WHAT IS REQUIRED:
Take every line of the material and reproduce it exactly.

SUPPLIED INFORMATION:

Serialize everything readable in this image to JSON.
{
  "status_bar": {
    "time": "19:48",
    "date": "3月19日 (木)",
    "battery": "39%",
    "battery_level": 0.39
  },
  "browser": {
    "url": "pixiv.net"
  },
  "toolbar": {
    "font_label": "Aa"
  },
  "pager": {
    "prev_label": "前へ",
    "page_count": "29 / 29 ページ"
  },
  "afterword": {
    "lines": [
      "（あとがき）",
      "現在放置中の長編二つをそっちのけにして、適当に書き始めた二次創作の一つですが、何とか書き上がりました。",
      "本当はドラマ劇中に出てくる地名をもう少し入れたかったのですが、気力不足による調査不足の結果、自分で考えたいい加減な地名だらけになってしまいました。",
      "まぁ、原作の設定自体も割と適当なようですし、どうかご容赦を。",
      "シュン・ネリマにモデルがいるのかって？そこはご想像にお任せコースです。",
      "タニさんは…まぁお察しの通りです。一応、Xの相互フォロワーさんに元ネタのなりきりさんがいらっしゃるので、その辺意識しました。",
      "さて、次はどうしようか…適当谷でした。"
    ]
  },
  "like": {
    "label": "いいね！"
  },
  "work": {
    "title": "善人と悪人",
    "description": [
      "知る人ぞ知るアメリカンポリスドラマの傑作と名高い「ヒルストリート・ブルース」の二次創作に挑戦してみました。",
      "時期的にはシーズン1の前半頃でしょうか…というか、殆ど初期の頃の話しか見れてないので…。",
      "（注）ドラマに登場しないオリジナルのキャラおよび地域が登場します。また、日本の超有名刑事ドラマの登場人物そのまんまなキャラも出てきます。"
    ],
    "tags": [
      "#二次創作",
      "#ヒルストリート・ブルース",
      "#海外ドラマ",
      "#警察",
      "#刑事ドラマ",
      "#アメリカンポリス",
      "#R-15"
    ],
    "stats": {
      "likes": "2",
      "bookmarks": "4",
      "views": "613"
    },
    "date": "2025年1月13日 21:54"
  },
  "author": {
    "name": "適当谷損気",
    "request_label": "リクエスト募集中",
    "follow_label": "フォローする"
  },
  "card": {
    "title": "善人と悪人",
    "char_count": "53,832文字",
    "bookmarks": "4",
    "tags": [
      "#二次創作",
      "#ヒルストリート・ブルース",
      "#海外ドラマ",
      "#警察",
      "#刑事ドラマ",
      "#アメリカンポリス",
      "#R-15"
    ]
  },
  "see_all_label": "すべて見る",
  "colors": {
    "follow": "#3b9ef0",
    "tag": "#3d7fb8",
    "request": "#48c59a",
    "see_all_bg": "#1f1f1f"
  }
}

ANSWER:
Serialize everything readable in this image to JSON.
{
  "status_bar": {
    "time": "19:48",
    "date": "3月19日 (木)",
    "battery": "39%",
    "battery_level": 0.39
  },
  "browser": {
    "url": "pixiv.net"
  },
  "toolbar": {
    "font_label": "Aa"
  },
  "pager": {
    "prev_label": "前へ",
    "page_count": "29 / 29 ページ"
  },
  "afterword": {
    "lines": [
      "（あとがき）",
      "現在放置中の長編二つをそっちのけにして、適当に書き始めた二次創作の一つですが、何とか書き上がりました。",
      "本当はドラマ劇中に出てくる地名をもう少し入れたかったのですが、気力不足による調査不足の結果、自分で考えたいい加減な地名だらけになってしまいました。",
      "まぁ、原作の設定自体も割と適当なようですし、どうかご容赦を。",
      "シュン・ネリマにモデルがいるのかって？そこはご想像にお任せコースです。",
      "タニさんは…まぁお察しの通りです。一応、Xの相互フォロワーさんに元ネタのなりきりさんがいらっしゃるので、その辺意識しました。",
      "さて、次はどうしようか…適当谷でした。"
    ]
  },
  "like": {
    "label": "いいね！"
  },
  "work": {
    "title": "善人と悪人",
    "description": [
      "知る人ぞ知るアメリカンポリスドラマの傑作と名高い「ヒルストリート・ブルース」の二次創作に挑戦してみました。",
      "時期的にはシーズン1の前半頃でしょうか…というか、殆ど初期の頃の話しか見れてないので…。",
      "（注）ドラマに登場しないオリジナルのキャラおよび地域が登場します。また、日本の超有名刑事ドラマの登場人物そのまんまなキャラも出てきます。"
    ],
    "tags": [
      "#二次創作",
      "#ヒルストリート・ブルース",
      "#海外ドラマ",
      "#警察",
      "#刑事ドラマ",
      "#アメリカンポリス",
      "#R-15"
    ],
    "stats": {
      "likes": "2",
      "bookmarks": "4",
      "views": "613"
    },
    "date": "2025年1月13日 21:54"
  },
  "author": {
    "name": "適当谷損気",
    "request_label": "リクエスト募集中",
    "follow_label": "フォローする"
  },
  "card": {
    "title": "善人と悪人",
    "char_count": "53,832文字",
    "bookmarks": "4",
    "tags": [
      "#二次創作",
      "#ヒルストリート・ブルース",
      "#海外ドラマ",
      "#警察",
      "#刑事ドラマ",
      "#アメリカンポリス",
      "#R-15"
    ]
  },
  "see_all_label": "すべて見る",
  "colors": {
    "follow": "#3b9ef0",
    "tag": "#3d7fb8",
    "request": "#48c59a",
    "see_all_bg": "#1f1f1f"
  }
}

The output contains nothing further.